Page and application data records

════════════════════

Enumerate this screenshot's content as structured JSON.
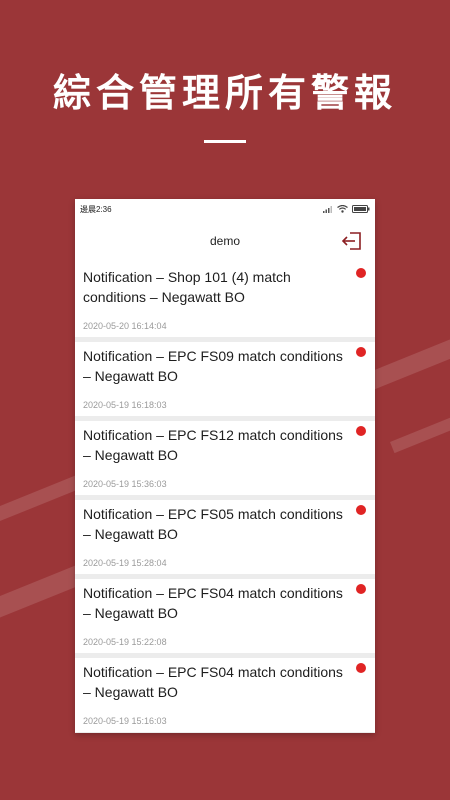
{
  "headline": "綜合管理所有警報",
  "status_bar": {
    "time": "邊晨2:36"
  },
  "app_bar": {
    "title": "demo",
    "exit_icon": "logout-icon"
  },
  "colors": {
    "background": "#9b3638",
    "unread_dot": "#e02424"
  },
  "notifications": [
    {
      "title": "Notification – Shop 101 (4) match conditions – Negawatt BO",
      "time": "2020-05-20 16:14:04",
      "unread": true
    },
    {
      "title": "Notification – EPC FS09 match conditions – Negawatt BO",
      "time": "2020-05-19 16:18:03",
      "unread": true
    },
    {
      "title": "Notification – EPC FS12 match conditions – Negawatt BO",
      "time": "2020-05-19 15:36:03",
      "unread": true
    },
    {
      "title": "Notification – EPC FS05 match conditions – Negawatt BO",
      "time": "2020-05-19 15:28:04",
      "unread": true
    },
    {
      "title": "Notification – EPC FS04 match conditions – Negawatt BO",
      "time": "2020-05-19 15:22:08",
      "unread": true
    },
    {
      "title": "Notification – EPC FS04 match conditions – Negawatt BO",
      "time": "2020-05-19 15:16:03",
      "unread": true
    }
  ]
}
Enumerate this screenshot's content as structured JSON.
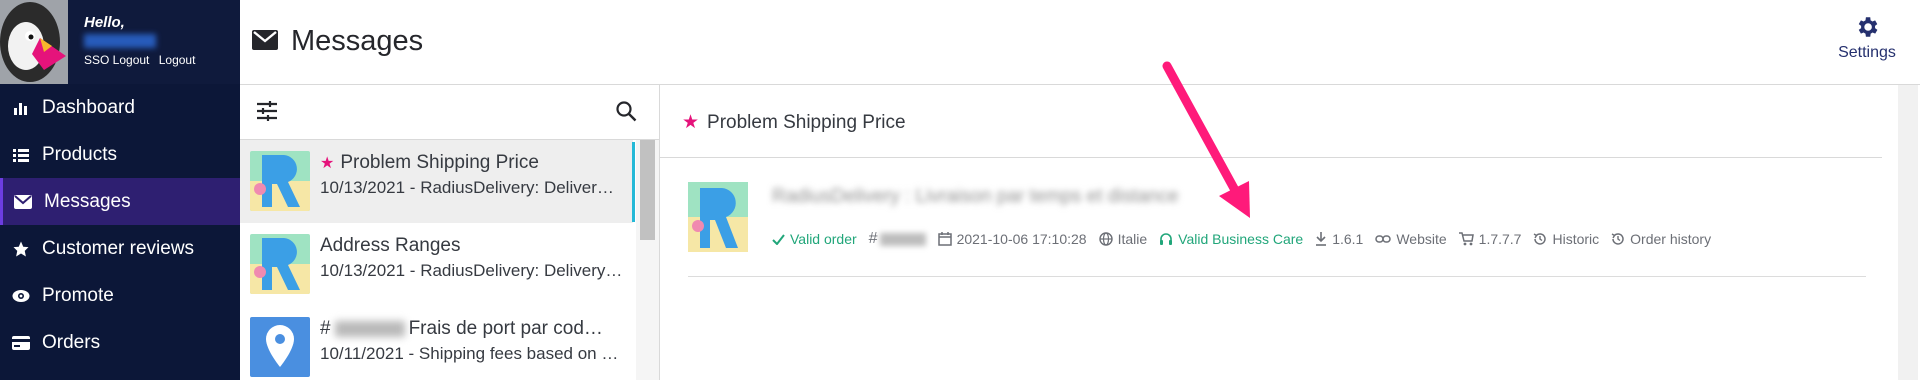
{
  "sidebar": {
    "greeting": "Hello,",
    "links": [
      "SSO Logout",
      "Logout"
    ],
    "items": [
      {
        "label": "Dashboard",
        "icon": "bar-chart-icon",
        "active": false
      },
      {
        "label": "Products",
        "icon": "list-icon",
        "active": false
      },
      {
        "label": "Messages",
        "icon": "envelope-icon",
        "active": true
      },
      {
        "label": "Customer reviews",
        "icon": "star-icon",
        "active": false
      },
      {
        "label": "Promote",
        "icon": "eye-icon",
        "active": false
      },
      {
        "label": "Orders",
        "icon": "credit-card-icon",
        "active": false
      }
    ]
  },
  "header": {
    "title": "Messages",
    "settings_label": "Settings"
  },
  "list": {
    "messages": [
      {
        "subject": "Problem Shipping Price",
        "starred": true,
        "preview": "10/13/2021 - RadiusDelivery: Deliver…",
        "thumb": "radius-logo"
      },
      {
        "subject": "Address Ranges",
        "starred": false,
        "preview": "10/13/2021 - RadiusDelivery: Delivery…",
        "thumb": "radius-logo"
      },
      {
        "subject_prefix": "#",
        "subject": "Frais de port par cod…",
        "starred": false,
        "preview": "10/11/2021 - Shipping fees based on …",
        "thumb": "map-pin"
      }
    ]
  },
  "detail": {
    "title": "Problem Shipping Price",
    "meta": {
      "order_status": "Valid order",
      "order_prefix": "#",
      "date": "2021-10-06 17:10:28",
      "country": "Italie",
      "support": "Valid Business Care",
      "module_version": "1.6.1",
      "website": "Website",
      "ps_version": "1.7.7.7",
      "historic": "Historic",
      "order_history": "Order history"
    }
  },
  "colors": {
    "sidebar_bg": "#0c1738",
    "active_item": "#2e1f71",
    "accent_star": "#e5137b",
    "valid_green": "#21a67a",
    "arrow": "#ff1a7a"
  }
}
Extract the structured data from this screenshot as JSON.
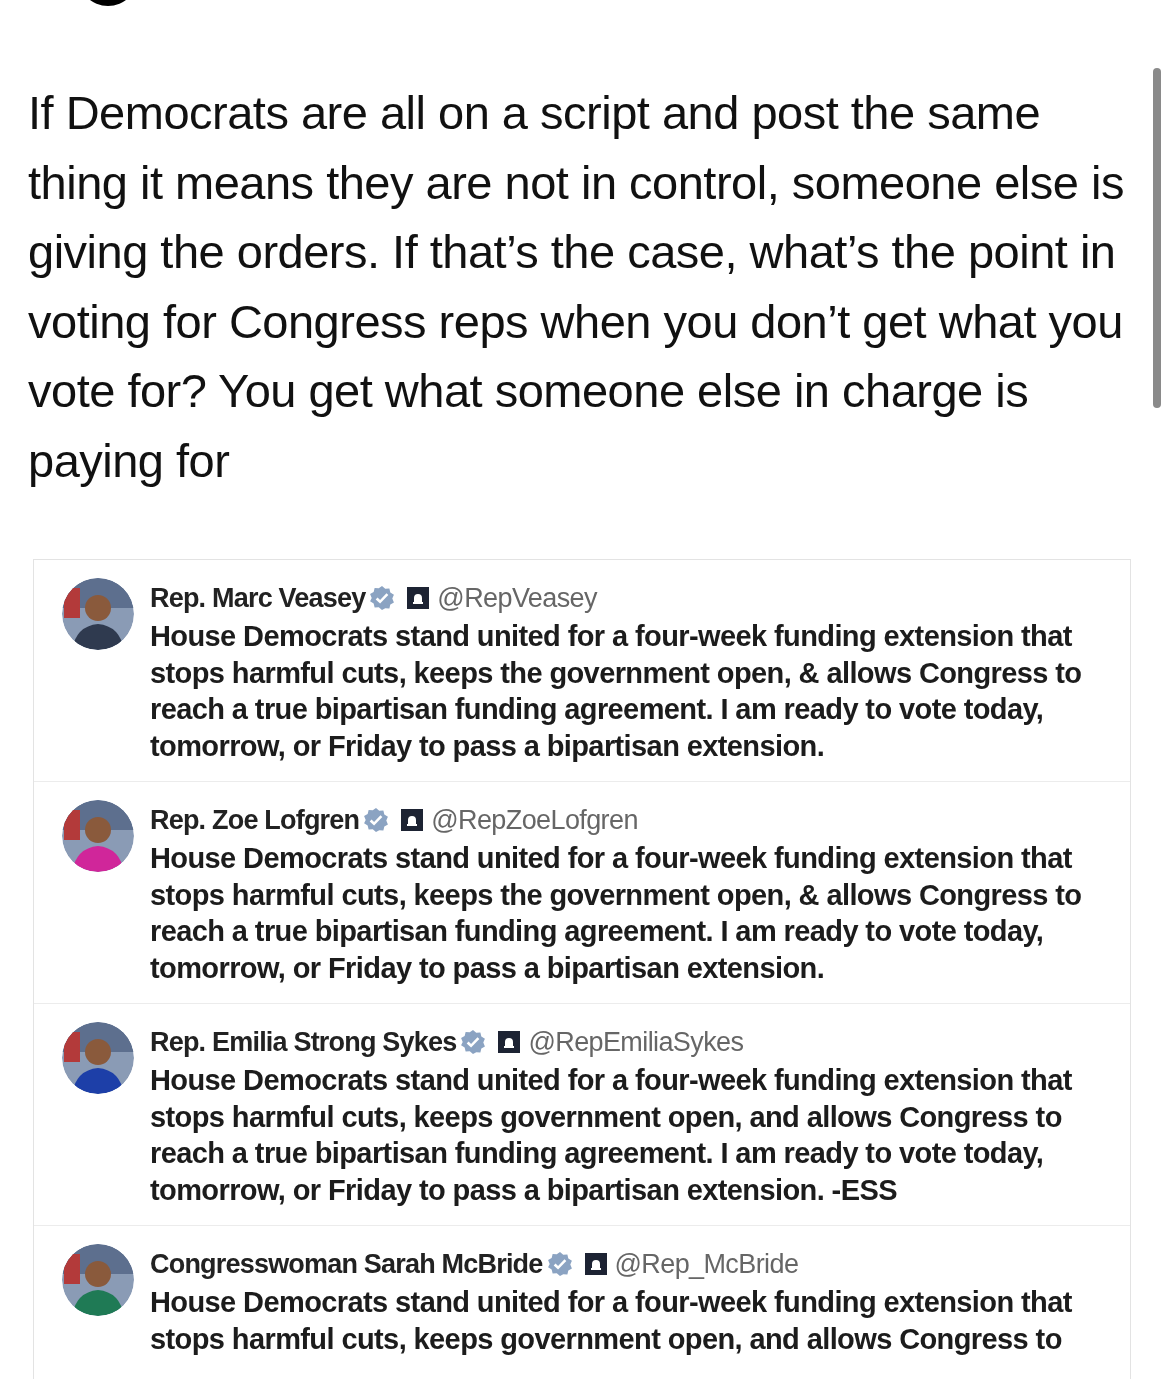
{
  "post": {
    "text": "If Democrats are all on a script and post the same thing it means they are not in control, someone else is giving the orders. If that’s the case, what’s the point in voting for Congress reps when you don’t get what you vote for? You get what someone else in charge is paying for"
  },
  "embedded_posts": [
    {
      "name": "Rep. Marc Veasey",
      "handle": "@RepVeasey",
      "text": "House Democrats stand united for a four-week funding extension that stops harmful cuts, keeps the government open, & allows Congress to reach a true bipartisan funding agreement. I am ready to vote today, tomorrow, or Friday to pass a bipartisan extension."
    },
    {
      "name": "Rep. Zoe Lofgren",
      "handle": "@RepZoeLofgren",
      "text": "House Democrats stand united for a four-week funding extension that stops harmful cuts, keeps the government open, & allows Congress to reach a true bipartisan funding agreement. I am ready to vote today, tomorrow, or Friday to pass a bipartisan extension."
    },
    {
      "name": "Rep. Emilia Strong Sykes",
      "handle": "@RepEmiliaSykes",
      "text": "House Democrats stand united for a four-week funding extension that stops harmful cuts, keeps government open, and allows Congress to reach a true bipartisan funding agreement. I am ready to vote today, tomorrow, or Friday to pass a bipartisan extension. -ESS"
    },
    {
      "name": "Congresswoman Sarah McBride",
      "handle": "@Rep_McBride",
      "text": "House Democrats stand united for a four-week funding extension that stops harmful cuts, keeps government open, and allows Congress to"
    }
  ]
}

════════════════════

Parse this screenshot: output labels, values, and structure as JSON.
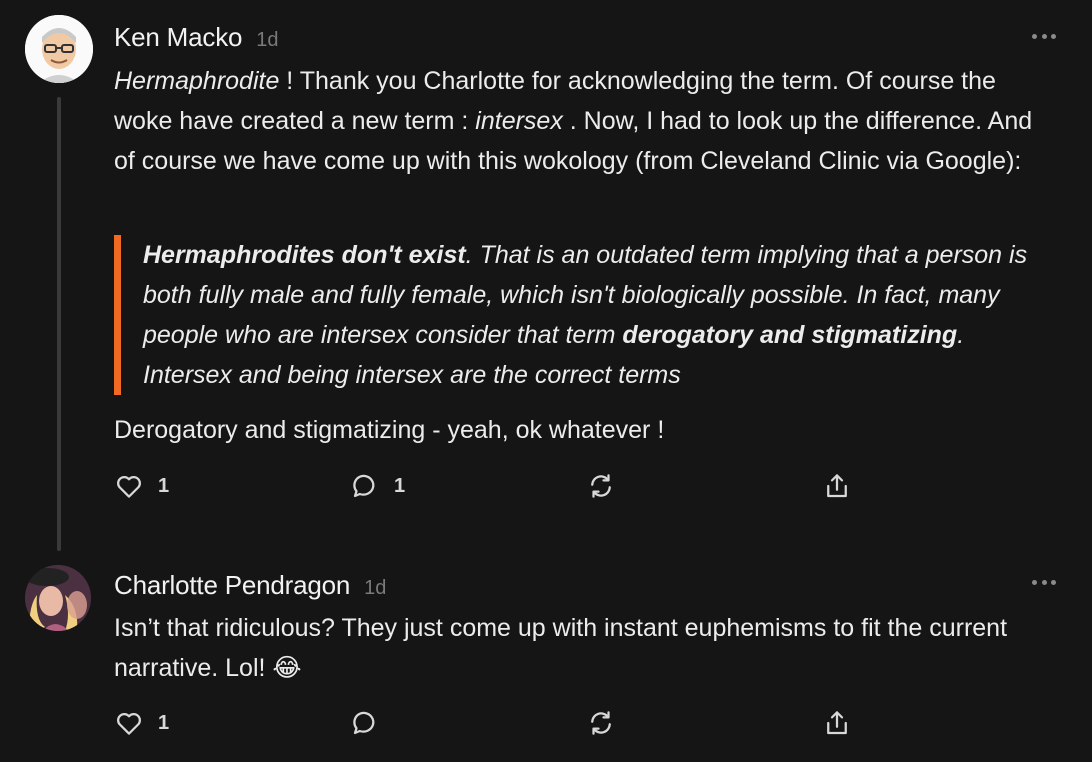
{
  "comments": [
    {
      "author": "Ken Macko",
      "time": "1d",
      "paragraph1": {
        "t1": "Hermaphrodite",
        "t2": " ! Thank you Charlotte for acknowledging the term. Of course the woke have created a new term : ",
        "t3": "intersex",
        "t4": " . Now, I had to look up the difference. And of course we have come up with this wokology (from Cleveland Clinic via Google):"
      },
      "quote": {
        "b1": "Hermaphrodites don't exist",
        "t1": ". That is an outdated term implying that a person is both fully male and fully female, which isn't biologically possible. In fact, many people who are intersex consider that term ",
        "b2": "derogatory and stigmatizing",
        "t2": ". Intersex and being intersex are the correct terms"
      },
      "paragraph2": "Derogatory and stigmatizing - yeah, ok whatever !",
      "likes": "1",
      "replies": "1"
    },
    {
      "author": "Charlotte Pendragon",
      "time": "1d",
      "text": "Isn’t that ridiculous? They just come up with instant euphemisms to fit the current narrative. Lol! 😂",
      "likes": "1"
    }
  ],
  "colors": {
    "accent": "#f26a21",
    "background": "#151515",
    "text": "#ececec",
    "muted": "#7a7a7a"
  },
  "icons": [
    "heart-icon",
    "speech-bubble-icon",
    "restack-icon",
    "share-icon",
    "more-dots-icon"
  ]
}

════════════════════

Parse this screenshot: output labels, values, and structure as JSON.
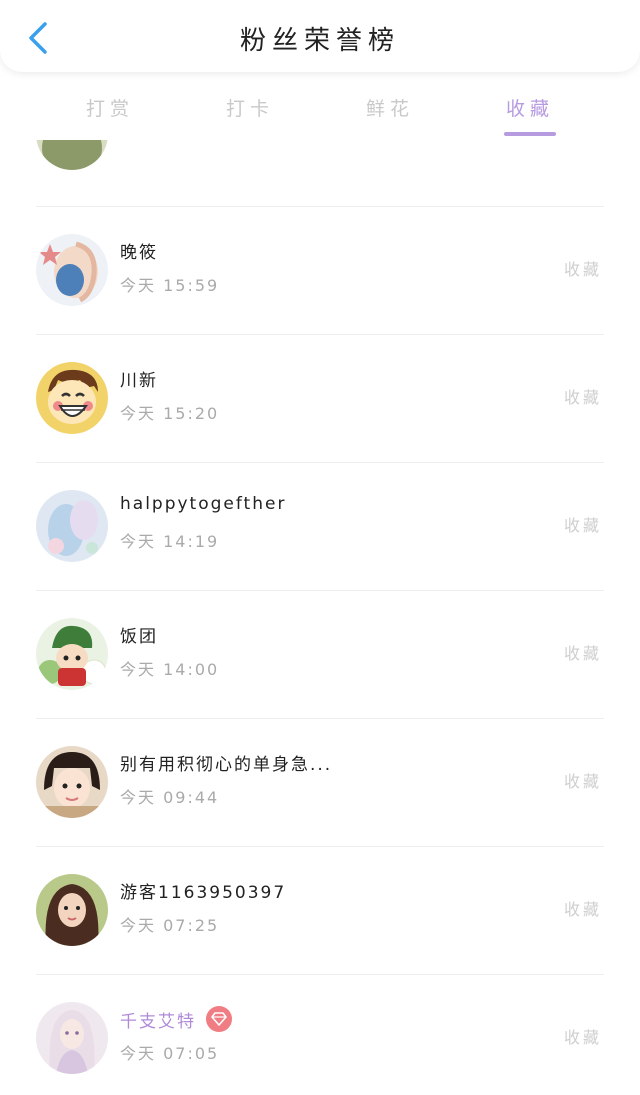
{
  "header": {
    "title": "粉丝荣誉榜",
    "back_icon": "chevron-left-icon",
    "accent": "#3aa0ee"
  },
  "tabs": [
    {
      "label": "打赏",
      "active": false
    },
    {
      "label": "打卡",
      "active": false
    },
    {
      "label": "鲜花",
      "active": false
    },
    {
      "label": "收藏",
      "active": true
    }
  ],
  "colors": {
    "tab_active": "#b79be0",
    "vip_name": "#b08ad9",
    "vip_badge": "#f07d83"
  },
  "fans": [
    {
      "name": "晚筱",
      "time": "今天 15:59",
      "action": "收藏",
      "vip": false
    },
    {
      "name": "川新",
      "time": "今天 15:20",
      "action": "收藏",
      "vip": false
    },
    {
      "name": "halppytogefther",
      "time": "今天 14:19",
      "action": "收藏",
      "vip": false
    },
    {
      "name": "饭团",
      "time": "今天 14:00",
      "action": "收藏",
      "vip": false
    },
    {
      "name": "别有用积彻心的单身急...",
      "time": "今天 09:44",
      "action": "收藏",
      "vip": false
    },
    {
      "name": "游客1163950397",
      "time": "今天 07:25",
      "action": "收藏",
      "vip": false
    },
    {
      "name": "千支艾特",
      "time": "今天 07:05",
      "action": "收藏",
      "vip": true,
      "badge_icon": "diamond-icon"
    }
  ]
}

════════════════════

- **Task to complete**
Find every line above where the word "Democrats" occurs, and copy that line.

- **Answer box**
    "text": "If Democrats are all on a script and post the same thing it means they are not in control, someone else is giving the orders. If that’s the case, what’s the point in voting for Congress reps when you don’t get what you vote for? You get what someone else in charge is paying for"
      "text": "House Democrats stand united for a four-week funding extension that stops harmful cuts, keeps the government open, & allows Congress to reach a true bipartisan funding agreement. I am ready to vote today, tomorrow, or Friday to pass a bipartisan extension."
      "text": "House Democrats stand united for a four-week funding extension that stops harmful cuts, keeps the government open, & allows Congress to reach a true bipartisan funding agreement. I am ready to vote today, tomorrow, or Friday to pass a bipartisan extension."
      "text": "House Democrats stand united for a four-week funding extension that stops harmful cuts, keeps government open, and allows Congress to reach a true bipartisan funding agreement. I am ready to vote today, tomorrow, or Friday to pass a bipartisan extension. -ESS"
      "text": "House Democrats stand united for a four-week funding extension that stops harmful cuts, keeps government open, and allows Congress to"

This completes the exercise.